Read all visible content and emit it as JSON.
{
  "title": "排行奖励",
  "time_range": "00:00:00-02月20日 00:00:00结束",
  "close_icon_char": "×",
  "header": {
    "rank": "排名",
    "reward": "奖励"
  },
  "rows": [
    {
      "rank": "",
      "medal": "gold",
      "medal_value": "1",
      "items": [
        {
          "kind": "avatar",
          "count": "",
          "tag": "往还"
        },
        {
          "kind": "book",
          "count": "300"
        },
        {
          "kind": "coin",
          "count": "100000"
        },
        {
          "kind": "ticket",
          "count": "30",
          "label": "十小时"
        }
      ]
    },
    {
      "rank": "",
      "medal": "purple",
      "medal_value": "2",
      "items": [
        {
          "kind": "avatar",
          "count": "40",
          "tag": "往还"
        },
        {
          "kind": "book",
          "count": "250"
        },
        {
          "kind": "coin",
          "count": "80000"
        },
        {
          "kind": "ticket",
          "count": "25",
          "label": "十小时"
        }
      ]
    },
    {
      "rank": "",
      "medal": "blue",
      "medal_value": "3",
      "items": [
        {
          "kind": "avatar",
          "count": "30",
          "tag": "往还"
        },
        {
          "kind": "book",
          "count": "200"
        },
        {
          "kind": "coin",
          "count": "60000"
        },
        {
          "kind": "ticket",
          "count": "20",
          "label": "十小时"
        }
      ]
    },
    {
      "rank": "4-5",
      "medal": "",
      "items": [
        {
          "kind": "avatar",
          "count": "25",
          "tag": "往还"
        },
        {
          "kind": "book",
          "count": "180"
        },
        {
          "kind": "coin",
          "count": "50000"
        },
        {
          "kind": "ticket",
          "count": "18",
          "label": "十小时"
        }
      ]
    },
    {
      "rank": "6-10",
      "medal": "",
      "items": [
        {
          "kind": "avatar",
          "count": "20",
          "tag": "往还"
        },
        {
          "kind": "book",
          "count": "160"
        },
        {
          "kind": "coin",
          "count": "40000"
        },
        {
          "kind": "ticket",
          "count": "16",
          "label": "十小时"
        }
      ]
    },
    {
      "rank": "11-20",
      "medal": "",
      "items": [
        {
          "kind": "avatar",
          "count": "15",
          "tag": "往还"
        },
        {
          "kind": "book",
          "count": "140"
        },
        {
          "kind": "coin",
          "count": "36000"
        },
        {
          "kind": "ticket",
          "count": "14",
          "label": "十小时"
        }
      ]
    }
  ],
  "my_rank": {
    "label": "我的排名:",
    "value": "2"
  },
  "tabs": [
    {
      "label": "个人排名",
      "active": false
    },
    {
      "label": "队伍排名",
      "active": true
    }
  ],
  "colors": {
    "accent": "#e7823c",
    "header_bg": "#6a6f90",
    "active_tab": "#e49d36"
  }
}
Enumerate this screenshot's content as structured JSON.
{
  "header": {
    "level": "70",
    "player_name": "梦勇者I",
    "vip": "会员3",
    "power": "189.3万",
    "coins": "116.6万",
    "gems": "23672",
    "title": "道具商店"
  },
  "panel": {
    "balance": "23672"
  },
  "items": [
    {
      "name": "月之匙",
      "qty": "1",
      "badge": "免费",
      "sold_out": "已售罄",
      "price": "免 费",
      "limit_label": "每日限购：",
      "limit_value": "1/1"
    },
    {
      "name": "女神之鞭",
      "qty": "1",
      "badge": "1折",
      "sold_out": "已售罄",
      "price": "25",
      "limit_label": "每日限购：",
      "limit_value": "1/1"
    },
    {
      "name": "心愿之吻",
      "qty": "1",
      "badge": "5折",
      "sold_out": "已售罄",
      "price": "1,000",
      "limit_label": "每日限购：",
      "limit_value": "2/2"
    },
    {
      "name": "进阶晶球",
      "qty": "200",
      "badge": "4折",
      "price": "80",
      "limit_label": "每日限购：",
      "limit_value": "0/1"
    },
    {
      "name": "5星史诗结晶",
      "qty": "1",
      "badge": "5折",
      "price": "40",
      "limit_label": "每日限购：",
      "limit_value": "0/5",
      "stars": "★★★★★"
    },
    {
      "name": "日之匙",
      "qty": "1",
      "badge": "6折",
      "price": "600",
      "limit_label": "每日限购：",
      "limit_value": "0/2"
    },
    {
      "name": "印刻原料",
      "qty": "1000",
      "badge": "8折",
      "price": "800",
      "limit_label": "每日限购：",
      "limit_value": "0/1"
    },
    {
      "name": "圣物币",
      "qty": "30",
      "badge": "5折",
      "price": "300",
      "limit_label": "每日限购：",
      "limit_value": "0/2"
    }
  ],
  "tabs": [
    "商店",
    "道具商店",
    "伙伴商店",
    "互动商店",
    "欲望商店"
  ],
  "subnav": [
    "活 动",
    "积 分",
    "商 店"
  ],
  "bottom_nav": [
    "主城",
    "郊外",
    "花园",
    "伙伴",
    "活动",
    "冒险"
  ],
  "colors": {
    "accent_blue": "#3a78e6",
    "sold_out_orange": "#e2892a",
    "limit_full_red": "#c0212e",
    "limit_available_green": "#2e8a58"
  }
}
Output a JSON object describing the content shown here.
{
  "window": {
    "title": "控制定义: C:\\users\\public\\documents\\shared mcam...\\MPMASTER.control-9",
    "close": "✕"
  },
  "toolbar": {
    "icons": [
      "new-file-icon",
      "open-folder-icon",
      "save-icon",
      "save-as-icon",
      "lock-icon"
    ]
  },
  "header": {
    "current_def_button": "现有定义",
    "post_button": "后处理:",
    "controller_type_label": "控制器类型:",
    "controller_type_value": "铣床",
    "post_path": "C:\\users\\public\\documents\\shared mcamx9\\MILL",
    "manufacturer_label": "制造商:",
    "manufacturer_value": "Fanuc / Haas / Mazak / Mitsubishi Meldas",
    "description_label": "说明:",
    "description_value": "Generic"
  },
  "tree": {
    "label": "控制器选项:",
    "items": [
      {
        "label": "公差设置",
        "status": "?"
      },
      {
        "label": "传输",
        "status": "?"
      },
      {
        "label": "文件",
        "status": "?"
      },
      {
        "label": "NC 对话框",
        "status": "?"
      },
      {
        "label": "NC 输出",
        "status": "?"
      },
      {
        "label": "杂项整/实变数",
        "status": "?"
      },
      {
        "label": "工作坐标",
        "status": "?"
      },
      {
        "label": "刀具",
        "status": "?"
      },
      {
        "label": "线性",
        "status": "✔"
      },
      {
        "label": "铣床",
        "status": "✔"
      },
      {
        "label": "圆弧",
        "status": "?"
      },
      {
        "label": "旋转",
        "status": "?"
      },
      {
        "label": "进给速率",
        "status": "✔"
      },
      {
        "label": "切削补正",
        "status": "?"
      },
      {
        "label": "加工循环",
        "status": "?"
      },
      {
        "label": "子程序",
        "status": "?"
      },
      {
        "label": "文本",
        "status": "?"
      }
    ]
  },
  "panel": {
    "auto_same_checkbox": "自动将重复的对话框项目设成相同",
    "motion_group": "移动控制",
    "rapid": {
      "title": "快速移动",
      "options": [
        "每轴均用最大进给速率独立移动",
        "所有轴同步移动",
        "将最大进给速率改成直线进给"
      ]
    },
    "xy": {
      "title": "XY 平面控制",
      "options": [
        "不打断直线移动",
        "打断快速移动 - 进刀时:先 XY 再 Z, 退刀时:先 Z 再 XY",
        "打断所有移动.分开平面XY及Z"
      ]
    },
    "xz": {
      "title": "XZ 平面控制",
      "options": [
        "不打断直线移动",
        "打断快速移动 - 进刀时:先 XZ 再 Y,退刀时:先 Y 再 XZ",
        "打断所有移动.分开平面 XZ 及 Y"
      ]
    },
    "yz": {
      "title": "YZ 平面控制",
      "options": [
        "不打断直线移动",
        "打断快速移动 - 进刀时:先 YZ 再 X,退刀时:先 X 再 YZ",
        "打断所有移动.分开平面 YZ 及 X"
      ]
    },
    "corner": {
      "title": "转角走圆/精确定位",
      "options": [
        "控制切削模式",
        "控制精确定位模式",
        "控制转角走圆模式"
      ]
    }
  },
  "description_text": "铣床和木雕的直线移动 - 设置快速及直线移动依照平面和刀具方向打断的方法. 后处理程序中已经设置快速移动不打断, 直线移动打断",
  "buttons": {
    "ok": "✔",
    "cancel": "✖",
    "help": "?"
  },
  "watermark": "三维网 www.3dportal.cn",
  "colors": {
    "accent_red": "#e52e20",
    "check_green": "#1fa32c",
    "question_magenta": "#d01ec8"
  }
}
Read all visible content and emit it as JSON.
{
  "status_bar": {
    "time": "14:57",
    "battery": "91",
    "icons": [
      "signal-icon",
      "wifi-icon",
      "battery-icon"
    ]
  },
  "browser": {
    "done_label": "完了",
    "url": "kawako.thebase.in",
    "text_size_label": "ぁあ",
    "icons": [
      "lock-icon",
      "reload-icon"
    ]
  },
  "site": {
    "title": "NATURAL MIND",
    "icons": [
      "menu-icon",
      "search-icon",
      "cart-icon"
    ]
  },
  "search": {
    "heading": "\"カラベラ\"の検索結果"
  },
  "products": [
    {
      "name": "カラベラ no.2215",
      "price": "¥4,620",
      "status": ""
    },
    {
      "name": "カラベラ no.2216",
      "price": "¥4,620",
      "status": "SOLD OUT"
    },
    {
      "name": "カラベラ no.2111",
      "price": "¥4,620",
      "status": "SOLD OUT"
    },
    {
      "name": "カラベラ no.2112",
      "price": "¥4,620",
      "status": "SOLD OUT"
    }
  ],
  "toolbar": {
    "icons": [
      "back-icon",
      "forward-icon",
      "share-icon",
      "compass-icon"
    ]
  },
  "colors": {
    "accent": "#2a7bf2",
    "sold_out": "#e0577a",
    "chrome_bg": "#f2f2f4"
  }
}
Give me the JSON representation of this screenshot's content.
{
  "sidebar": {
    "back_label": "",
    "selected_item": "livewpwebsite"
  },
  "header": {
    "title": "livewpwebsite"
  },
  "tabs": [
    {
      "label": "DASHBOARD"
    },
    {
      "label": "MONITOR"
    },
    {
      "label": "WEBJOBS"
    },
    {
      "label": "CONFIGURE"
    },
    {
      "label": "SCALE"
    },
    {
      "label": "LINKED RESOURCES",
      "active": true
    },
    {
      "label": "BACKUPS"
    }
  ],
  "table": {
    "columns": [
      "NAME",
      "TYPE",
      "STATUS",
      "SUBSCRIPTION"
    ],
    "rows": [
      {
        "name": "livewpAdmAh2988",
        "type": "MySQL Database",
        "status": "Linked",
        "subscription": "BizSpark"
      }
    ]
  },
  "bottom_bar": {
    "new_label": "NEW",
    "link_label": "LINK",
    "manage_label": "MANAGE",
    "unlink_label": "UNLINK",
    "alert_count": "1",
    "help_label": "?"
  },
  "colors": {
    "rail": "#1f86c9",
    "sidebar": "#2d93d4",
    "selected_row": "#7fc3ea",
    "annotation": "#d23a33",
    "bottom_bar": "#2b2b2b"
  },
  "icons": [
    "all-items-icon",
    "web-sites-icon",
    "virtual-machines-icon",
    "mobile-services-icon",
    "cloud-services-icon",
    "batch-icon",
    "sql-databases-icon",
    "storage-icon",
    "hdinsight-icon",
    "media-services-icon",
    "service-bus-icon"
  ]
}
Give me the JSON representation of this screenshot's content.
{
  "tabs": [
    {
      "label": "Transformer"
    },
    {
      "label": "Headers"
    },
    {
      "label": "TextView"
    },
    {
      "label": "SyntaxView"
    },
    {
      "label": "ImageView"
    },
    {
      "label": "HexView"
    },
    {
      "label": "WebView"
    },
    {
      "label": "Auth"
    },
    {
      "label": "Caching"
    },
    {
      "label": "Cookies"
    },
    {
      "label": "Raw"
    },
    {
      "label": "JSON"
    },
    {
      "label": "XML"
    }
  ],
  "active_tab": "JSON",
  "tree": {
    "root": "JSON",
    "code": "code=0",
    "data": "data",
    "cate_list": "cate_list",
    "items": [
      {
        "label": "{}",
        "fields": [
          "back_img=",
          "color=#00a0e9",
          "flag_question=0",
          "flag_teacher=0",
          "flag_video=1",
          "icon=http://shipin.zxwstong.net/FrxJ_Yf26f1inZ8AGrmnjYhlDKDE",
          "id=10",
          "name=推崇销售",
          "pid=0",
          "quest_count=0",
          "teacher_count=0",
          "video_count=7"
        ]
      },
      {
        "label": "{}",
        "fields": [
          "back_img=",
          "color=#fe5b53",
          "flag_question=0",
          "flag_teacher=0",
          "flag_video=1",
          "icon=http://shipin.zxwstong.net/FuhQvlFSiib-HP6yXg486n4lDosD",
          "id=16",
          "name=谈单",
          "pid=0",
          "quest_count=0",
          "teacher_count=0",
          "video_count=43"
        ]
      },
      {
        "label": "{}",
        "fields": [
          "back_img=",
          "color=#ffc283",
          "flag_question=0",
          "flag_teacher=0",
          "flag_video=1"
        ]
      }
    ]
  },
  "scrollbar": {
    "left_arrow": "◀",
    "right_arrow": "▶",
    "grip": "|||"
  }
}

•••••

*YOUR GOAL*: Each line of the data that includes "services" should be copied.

*TASK RESPONSE*:
    "mobile-services-icon",
    "cloud-services-icon",
    "media-services-icon",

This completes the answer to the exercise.